(Entries provided)
= = = =
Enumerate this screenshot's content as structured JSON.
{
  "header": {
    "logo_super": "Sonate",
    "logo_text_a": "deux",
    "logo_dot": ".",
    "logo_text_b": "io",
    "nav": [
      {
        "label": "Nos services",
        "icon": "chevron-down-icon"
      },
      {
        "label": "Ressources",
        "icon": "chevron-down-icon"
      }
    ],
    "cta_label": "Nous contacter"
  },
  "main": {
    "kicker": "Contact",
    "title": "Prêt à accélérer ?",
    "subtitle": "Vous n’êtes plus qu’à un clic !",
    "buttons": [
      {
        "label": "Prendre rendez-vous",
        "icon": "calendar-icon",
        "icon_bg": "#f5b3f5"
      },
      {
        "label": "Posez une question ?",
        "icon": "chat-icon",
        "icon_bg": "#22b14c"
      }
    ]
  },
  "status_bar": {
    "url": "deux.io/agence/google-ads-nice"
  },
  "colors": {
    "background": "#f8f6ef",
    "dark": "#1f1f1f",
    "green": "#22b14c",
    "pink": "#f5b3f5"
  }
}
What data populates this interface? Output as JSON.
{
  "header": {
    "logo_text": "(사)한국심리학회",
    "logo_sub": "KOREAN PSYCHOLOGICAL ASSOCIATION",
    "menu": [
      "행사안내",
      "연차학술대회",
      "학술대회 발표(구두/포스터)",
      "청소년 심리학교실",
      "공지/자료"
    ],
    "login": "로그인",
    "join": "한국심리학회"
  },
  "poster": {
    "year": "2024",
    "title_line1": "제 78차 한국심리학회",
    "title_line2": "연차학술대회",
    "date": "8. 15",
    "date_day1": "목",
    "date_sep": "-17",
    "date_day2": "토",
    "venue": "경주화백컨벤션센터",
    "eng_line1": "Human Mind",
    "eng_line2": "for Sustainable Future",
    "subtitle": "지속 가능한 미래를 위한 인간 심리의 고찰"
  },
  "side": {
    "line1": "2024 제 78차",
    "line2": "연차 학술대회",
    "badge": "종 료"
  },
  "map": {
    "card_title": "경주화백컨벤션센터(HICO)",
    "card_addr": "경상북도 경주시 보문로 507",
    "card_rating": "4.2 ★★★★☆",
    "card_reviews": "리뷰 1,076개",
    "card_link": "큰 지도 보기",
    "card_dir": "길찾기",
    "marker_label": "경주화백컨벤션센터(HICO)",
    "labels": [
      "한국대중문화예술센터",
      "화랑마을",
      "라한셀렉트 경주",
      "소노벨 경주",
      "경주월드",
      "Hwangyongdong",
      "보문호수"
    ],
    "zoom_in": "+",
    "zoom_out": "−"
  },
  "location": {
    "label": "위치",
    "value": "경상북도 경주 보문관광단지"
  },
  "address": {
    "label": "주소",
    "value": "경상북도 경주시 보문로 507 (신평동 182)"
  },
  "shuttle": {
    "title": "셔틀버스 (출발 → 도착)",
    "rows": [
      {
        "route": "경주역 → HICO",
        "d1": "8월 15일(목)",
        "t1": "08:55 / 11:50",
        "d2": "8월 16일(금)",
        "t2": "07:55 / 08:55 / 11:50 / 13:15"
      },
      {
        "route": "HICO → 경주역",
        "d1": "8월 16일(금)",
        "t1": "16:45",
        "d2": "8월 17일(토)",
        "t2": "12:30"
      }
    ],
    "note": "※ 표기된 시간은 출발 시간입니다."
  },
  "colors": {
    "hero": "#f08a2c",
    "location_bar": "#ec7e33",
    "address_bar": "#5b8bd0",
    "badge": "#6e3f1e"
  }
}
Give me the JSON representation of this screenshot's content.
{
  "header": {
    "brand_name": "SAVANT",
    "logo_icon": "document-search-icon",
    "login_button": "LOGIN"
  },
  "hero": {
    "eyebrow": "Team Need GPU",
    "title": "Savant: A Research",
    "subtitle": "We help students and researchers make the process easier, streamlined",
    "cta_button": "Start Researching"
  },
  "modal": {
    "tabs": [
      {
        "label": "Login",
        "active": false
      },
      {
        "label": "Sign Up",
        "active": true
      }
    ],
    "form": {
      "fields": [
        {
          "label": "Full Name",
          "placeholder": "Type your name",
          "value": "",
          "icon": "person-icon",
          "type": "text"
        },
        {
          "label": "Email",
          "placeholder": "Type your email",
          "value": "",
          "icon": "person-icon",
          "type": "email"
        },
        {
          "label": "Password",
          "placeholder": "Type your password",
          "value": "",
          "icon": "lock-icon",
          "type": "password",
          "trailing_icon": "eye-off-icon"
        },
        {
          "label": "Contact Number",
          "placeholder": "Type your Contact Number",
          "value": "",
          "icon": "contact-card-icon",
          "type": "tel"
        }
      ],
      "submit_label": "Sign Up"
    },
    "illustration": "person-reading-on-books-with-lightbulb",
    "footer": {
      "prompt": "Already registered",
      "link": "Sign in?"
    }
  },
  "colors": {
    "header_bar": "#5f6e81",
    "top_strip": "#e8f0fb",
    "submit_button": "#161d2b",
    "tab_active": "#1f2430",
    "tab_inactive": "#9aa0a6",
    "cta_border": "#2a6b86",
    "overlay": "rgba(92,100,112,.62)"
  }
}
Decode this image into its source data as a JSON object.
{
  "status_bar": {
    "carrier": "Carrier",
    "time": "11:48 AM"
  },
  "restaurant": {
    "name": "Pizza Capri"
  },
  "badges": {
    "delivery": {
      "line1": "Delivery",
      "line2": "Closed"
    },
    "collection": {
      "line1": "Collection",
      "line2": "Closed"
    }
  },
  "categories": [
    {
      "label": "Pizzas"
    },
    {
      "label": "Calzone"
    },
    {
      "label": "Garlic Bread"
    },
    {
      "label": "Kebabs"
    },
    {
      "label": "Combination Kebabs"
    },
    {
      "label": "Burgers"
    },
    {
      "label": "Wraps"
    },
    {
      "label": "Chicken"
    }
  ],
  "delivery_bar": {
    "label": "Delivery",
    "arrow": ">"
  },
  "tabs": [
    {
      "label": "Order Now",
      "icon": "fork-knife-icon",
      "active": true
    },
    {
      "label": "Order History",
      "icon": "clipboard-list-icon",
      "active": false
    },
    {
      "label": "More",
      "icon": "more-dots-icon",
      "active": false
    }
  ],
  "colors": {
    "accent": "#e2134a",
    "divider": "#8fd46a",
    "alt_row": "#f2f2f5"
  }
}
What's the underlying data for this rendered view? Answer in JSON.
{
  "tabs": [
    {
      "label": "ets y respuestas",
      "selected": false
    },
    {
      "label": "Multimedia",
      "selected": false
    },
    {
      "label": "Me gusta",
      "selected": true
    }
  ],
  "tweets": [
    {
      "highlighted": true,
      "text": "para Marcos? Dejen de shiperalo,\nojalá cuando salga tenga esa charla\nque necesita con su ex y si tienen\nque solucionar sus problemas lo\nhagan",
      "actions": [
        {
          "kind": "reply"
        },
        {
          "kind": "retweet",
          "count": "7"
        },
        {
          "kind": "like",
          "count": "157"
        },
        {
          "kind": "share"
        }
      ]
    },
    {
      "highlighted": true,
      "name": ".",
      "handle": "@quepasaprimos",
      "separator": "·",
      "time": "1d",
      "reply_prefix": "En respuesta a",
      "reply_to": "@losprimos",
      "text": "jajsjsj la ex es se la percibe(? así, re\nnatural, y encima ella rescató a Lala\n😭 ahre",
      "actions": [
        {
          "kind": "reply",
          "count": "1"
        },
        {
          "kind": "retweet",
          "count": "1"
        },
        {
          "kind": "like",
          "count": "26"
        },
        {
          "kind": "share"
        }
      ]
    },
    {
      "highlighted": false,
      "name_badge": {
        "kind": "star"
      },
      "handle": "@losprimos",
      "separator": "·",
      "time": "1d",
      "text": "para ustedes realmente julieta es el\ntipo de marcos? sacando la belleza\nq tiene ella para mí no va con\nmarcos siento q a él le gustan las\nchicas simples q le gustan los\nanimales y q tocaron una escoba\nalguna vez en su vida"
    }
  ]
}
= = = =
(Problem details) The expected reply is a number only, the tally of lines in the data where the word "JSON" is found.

(Output below) 5